Frank Washington | 6/18/2019, 9:53 p.m.
Nissan’s Murano was one of the earliest pure crossovers. It has been around for 16 years. But now in its ...

Nissan’s Murano was one of the earliest pure crossovers. It has been around for 16 years. But now in its third generation it has been extensively refreshed for the 2019 model year and it looks sleek, slick and svelte.

The V-motion grille was more pronounced. There were redesigned LED headlights and taillights, new LED fog lights and 20-inch aluminum alloy wheels. But I think were the big boost came was inside. That begins with what was under the hood.

The 2019 Murano was powered by a 3.5-liter V6 that made 260 horsepower and 240 pound-feet of torque. It was mated to what Nissan has branded an Xtronic CVT or continuously variable transmission. They’ve put a lot of work into this technology that many manufactures took a look at and walked away.

CVTs don’t have the gears, it is a pulley system. The point is there are fewer parts so they are easier and I presume cheaper to manufacture. The upside is that they get better gas mileage than regular transmissions but it is all downhill from there. They are loud under acceleration, they seem to be slow and since there are no gears they are disconcerting to drivers. A CVT can actually make it seem like there is something wrong with the vehicle.

Nissan through its engineering prowess has done away with most of the downsides of CVTs. This transmission was quiet, it transferred power to the wheels efficiently and it feigned gear shifts so well it left me wondering does the it or does it not have a CVT. It did and this one could be put in manual mode.

Anyway, the combination gave the 2019 Murano an EPA rating of 20 mpg in the city, 28 mpg on the highway and 23 mpg combined.

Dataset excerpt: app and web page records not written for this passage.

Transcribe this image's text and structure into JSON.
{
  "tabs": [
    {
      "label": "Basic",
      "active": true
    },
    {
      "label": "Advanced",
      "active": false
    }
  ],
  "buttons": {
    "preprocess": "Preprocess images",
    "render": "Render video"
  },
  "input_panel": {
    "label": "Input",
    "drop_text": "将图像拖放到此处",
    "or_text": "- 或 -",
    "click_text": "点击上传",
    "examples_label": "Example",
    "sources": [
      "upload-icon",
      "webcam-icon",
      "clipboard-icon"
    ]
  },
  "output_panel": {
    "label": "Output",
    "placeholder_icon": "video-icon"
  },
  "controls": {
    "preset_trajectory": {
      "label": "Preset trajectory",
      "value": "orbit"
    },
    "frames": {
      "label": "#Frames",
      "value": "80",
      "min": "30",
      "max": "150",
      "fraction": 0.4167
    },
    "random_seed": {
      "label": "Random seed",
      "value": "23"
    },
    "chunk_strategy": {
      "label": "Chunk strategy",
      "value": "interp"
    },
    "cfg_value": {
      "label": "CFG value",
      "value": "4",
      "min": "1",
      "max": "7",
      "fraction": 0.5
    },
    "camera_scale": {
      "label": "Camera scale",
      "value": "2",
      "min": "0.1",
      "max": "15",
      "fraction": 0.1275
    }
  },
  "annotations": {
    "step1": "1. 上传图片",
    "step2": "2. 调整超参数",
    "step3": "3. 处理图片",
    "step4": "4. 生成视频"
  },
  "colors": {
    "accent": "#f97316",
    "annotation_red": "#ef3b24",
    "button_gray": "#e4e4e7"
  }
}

The Murano was quick and relatively quiet under hard acceleration. And it did feel like gears were shifting rather than the drone that comes with most CVTs.

But the real surprise was the interior. It was quilted leather with stitching. The seats were comfortable; the front set was heated and cooled while the back set was heated.

There was a panoramic moon roof that extended over the rear seats. There was a piano black template over the control area. I don’t call it a center stack because it was more of a space holding the infotainment/navigation screen. Framing it were a number of control buttons for the camera that I turned on and checked the surrounding area while the Murano was parked. It came on automatically when I put it in reverse. It gave one of the best overhead views that I’ve seen.

Under the infotainment screen was a most minimalist climate control panel. But it had all the standard mechanisms: you could sync both sides, set the mode, set the temps, heat and or air conditioning, nothing was lacking. But the design was neat; other than two dials it was embedded into the black piano template so it was not prominent yet it was easy to see and to use.